### EXERCISE INSTRUCTIONS
The word "JSON": say how many lines of the data below contain it, and give the number alone.

━━━ TASK INPUT

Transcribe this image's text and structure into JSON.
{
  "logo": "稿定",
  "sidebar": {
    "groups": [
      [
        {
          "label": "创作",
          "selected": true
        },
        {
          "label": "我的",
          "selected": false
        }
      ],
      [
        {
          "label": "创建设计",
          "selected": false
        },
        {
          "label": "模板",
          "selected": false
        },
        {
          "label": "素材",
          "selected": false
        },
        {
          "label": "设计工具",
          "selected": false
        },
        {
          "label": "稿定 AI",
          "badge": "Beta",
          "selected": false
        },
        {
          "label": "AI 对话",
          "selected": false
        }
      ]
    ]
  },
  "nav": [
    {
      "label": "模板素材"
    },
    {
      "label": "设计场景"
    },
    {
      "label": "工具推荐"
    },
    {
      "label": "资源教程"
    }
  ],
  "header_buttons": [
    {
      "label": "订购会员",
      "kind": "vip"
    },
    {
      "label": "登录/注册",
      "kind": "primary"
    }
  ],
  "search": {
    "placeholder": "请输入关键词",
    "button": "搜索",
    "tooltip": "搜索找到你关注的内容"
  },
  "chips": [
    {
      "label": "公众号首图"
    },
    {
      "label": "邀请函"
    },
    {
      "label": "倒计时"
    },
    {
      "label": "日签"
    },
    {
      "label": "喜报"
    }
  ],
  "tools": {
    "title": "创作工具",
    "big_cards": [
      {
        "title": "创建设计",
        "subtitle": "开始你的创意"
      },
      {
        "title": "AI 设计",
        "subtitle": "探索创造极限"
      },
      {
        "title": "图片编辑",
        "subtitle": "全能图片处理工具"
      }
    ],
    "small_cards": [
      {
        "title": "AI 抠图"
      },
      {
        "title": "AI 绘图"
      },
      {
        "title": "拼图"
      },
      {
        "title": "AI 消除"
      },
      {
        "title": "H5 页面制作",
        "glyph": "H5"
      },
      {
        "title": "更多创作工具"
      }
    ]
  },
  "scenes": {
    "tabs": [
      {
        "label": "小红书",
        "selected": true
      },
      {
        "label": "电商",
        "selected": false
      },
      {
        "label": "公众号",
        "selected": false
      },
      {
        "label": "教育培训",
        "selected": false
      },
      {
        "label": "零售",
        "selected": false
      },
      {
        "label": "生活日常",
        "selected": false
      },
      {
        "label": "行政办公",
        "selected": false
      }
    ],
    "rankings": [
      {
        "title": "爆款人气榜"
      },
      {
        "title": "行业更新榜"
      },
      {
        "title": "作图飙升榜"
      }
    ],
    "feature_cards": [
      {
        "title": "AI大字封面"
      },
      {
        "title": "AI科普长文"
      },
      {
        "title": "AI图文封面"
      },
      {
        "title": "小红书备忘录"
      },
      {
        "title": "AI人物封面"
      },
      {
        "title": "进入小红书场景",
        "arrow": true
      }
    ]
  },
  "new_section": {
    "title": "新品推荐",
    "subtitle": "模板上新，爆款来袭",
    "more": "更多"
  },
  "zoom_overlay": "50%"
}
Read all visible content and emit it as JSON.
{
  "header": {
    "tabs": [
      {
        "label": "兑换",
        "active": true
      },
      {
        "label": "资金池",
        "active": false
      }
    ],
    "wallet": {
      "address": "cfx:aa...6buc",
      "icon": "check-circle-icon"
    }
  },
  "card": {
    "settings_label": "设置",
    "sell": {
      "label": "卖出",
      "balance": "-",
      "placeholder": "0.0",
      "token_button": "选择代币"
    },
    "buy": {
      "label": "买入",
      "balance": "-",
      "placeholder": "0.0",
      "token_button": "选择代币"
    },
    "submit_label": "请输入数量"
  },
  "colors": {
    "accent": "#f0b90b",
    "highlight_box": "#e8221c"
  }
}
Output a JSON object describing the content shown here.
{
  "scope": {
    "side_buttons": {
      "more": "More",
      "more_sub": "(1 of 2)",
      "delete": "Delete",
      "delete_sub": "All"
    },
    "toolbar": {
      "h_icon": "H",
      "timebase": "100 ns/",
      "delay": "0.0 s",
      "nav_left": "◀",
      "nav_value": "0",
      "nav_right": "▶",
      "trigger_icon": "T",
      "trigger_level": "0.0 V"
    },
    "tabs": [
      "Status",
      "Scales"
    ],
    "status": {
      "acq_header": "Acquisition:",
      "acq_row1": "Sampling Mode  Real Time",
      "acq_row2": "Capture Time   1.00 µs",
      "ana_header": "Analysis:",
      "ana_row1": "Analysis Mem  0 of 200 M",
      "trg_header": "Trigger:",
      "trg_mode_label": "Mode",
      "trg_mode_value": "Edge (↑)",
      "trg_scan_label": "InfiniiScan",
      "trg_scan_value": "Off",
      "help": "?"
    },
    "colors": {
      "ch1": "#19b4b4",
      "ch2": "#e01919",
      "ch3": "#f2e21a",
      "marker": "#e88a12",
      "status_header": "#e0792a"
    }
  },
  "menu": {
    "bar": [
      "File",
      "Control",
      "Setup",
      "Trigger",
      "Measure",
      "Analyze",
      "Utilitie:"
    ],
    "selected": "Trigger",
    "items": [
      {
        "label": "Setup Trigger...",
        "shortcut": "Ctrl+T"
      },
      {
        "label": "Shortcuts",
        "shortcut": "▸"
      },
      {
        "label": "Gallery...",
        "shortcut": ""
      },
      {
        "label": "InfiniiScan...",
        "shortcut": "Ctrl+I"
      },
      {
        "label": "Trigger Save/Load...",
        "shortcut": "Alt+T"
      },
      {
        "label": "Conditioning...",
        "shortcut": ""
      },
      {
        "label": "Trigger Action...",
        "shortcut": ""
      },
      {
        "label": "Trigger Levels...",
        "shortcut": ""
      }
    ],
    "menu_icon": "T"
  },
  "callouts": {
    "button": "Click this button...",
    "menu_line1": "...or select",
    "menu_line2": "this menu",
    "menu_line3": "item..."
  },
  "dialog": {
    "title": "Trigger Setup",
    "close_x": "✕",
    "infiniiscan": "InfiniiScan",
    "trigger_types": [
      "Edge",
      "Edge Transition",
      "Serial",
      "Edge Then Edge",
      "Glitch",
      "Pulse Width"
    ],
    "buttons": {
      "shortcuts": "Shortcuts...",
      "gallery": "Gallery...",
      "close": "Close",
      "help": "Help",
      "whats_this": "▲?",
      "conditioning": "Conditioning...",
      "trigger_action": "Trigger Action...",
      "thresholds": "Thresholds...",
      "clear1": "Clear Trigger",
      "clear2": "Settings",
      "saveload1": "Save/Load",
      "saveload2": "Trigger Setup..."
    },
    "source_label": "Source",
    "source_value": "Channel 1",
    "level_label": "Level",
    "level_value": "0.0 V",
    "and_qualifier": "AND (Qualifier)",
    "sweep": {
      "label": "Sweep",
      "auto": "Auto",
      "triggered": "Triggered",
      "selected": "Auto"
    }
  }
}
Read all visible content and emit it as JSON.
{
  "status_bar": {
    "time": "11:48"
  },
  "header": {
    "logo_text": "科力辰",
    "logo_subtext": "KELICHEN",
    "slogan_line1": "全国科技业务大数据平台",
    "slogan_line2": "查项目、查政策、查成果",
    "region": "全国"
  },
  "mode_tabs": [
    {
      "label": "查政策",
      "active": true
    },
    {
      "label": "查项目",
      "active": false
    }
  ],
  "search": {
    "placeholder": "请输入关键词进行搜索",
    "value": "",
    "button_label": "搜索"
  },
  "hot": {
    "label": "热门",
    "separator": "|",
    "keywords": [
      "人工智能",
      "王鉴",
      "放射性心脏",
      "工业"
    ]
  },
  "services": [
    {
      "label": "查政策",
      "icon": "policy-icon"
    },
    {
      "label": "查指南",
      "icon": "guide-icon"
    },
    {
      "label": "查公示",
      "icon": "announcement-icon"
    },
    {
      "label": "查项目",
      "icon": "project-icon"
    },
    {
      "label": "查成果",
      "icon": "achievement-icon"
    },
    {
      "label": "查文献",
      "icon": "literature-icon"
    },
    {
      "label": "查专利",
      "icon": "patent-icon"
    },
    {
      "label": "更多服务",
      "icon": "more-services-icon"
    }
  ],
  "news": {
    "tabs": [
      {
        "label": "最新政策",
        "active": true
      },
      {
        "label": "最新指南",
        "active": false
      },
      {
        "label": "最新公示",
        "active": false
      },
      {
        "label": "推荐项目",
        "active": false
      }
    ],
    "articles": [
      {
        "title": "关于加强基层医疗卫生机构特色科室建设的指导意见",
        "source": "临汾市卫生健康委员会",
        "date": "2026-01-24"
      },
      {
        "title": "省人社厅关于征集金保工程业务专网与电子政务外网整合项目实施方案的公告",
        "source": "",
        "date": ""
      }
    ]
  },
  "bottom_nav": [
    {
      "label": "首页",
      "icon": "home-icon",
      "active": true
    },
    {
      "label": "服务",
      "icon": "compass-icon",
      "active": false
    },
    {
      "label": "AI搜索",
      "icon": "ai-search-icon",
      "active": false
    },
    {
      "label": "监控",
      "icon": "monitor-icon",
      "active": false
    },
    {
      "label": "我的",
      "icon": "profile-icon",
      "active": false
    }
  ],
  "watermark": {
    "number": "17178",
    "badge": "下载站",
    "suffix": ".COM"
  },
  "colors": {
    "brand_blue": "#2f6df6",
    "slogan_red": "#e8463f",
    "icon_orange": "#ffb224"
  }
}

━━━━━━

### EXERCISE RESULT
4